Also on Tuesday, Belgian prosecutors said that two days before the attacks, new suspect Mohamed Abrini was seen driving a car with suspect Salah Abdeslam at a petrol station on the motorway to Paris.
Abrini is described as "dangerous and probably armed".
Abdeslam is currently the subject of an international manhunt after the attacks which killed 130 people.
The Renault Clio that Abrini was seen driving was later used in the attacks, prosecutors say.
Police say he should not be approached by the public.
Belgian prosecutors also said on Tuesday that they have also partially identified two other men who have been taken into custody.
They are under suspicion - in the words of a statement - of "participating in the activities of a terrorist group", and "acts of terrorist murder".
The men, named as Ali O and Lazez A, are both from the Brussels district of Molenbeek, and both will appear separately in court during the course of this week.
Also on Tuesday, French President Francois Hollande met US President Barack Obama in Washington where the two leaders re-iterated their commitment to eradicating the so-called Islamic State (IS) group, which said it carried out the Paris attacks.
Mr Obama said there would be increased co-operation with France to hit IS targets in Iraq and Syria, and called on the EU to finally implement an agreement that would require airlines to share passenger information.
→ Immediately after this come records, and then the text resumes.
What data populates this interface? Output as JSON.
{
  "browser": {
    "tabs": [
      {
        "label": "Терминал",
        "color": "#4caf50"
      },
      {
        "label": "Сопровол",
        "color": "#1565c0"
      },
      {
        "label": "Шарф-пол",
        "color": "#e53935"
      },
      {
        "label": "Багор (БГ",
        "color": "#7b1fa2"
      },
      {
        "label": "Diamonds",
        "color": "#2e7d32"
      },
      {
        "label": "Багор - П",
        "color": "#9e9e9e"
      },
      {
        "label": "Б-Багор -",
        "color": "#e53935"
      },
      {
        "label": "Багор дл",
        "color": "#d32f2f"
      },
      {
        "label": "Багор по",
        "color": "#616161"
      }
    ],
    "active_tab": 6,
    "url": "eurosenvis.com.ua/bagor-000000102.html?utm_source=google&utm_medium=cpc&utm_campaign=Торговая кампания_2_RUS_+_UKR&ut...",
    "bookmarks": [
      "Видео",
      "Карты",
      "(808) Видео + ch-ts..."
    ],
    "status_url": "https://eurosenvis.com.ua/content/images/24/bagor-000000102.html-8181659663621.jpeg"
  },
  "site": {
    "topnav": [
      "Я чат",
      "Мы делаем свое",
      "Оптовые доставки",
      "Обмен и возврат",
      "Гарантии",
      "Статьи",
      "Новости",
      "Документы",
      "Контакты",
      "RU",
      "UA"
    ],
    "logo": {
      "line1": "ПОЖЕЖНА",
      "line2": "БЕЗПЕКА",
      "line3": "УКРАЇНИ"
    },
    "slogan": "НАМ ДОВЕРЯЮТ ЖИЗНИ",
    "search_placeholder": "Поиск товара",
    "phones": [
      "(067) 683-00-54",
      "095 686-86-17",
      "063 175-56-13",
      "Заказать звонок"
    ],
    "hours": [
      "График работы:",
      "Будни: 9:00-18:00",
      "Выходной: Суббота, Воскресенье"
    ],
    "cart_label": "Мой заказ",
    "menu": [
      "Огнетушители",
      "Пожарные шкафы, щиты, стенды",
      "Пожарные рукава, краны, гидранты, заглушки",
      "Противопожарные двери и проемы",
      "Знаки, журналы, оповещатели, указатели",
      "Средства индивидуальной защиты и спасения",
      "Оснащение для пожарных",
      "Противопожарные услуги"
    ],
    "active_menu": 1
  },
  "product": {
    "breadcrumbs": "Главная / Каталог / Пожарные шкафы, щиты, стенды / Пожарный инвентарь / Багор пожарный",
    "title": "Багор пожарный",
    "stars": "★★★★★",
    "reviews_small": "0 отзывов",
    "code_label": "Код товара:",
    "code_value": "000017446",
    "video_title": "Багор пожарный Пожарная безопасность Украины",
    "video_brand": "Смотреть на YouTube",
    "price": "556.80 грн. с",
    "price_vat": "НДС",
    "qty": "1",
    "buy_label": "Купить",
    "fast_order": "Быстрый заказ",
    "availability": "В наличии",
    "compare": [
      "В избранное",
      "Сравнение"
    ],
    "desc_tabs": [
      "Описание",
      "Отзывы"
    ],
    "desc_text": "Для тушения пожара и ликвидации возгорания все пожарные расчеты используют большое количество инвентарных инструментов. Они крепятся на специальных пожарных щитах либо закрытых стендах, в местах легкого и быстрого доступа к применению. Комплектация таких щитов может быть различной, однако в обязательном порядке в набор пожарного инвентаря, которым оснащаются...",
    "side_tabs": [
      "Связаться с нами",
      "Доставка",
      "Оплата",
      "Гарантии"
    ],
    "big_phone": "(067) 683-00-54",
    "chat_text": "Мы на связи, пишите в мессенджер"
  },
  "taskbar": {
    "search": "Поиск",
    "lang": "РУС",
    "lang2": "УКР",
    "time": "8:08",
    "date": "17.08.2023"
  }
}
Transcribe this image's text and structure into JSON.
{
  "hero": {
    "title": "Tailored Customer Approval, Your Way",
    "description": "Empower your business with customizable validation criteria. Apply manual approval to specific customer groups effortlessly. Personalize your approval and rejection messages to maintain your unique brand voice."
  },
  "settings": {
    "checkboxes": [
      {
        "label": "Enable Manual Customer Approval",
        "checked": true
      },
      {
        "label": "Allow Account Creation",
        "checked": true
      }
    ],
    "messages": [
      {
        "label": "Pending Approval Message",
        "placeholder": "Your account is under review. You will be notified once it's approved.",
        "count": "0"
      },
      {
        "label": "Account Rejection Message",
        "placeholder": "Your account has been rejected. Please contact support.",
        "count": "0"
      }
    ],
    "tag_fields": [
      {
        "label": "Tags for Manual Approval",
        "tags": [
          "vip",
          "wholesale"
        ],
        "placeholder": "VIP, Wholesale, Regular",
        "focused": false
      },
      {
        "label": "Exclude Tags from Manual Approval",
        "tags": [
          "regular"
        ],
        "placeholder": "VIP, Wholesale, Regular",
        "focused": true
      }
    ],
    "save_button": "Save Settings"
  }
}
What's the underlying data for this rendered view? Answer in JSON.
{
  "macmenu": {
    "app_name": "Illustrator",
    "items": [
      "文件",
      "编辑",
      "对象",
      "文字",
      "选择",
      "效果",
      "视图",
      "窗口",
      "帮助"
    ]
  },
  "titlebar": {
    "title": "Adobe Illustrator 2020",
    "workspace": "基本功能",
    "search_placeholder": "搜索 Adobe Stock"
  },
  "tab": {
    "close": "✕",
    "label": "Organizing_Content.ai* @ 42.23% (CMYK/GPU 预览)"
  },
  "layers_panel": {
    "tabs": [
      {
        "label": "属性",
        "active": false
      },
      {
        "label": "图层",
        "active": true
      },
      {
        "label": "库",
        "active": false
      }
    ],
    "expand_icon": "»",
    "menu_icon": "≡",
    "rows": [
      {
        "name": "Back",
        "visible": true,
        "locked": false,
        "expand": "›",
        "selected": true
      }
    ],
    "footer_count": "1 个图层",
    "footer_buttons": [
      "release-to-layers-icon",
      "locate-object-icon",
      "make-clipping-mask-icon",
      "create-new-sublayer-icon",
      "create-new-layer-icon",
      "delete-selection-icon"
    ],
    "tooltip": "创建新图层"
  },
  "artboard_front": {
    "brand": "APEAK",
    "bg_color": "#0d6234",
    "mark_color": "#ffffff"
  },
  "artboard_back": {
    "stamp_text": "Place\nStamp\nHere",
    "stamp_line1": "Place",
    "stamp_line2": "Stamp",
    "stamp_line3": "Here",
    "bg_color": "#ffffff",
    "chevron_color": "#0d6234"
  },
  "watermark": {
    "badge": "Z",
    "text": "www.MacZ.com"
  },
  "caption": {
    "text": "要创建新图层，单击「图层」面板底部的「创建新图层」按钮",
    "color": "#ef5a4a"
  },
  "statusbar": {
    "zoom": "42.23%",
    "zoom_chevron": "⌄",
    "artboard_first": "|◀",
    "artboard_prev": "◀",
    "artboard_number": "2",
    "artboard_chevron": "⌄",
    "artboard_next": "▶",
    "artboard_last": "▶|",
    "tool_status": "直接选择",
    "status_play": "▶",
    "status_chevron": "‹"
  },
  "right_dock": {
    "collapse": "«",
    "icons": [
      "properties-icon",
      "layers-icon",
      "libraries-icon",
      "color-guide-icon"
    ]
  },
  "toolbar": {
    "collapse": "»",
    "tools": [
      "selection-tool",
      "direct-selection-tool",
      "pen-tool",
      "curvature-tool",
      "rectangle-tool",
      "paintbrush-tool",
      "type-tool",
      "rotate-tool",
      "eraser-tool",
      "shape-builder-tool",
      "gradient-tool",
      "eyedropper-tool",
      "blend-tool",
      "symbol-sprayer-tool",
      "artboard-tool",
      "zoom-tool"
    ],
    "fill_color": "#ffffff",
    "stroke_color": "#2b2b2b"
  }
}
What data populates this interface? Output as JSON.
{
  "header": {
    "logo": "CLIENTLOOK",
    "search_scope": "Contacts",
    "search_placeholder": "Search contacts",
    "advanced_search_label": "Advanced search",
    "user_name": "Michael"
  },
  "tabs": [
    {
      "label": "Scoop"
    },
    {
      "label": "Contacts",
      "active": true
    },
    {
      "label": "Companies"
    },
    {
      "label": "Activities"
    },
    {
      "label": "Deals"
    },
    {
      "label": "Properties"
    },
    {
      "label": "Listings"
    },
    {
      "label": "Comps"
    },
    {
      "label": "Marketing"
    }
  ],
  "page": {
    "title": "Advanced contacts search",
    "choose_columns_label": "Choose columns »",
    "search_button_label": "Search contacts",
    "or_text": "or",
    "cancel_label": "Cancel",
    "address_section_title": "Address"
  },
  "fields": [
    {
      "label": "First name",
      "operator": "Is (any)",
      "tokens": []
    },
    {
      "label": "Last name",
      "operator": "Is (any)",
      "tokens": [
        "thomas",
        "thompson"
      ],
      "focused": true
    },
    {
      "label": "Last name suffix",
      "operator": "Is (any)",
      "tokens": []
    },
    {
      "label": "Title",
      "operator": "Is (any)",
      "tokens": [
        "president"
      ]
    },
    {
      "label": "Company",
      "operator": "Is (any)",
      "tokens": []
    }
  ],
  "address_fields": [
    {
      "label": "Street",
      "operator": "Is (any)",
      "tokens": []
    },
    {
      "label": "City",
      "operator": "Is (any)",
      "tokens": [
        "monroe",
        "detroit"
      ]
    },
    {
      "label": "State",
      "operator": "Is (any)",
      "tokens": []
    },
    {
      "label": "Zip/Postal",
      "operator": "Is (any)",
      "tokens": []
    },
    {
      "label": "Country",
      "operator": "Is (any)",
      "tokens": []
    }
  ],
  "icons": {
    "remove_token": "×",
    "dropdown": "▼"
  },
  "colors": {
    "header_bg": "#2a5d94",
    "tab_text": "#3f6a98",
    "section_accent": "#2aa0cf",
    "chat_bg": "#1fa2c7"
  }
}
Hours after the two men spoke, French warplanes hit an IS command centre in the Iraqi city of Tal Afar, according to French officials.